Driven by strong demographic pressure (half of all Africans are under 19 years of age!), the current population of 1.28 billion people is expected to grow by a further billion over the next 20-30 years. This enormous expansion will lead to rapid growth in urbanisation.

A new book entitled Africa’s Business Revolution by Acha Leke and Georges Desvaux (McKinsey) and Mutsa Chironga documents the growth of the continent, noting that in 2015 Africa had just six cities with more than 5 million inhabitants whereas in 2030 it will have 17, including 5 with a population of more than 10 million. The process is already under way with 24 million Africans moving to the cities each year.

Despite variations between different areas, the continent’s GDP growth is positive overall (+3.6% in 2017 with +4.1% forecast for the two-year period 2018-2019), as is disposable income, two indices that together create the conditions for exponential growth.

While risks remain, there are also countries that are relatively stable and growing rapidly. A study conducted by AfrAsia Bank showed that total private wealth in Africa grew on average by 13% between 2007 and 2017 and by 3% in 2018. A further 34% increase is expected over the next 10 years to reach $3,100 billion by the end of 2027. Mauritius, Ghana, Rwanda and Uganda will be the strongest performing markets with private wealth growth rates of between 90% and 150%. The projections for Ethiopia, Mozambique, Zambia, Kenya, Botswana and Namibia are also relatively strong (between +50% and +80%), while positive albeit less exceptional growth is forecast in South Africa, Angola, Morocco, Egypt, Ivory Coast, Tanzania and Nigeria.

Due to the growth in disposable income and consequently consumption, there is an urgent need to develop a local manufacturing industry capable of meeting domestic demand.

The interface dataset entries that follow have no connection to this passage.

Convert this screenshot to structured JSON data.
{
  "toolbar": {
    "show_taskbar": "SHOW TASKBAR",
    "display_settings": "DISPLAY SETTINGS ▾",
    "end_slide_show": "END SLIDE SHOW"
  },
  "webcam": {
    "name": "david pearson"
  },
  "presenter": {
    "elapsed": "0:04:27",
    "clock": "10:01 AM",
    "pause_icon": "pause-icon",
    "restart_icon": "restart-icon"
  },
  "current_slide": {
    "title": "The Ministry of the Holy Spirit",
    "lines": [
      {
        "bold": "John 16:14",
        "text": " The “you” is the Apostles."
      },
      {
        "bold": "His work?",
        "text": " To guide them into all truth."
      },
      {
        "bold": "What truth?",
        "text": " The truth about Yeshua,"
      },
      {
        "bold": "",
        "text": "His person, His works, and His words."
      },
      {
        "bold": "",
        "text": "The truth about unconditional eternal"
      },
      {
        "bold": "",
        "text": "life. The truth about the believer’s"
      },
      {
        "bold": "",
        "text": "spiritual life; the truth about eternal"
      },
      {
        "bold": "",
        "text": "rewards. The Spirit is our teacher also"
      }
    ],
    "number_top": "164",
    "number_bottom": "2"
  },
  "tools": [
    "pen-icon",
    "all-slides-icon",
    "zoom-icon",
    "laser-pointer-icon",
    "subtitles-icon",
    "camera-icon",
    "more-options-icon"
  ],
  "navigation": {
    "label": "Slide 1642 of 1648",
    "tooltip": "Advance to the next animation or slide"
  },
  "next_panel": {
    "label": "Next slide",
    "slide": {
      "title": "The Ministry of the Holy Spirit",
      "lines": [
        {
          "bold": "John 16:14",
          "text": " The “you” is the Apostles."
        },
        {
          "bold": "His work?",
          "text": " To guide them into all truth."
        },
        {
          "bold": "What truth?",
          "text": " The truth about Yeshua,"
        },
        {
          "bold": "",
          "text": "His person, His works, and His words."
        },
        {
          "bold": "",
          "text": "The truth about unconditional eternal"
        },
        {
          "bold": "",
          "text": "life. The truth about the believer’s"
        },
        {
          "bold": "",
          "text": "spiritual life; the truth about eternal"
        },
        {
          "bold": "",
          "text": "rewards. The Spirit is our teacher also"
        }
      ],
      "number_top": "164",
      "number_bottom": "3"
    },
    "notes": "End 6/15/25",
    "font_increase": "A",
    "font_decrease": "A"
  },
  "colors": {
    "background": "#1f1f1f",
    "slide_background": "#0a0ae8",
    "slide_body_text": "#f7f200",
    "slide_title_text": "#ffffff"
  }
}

Industrial output is currently estimated at around $500 billion (12% produced by Chinese companies), a potential that could double over the next decade.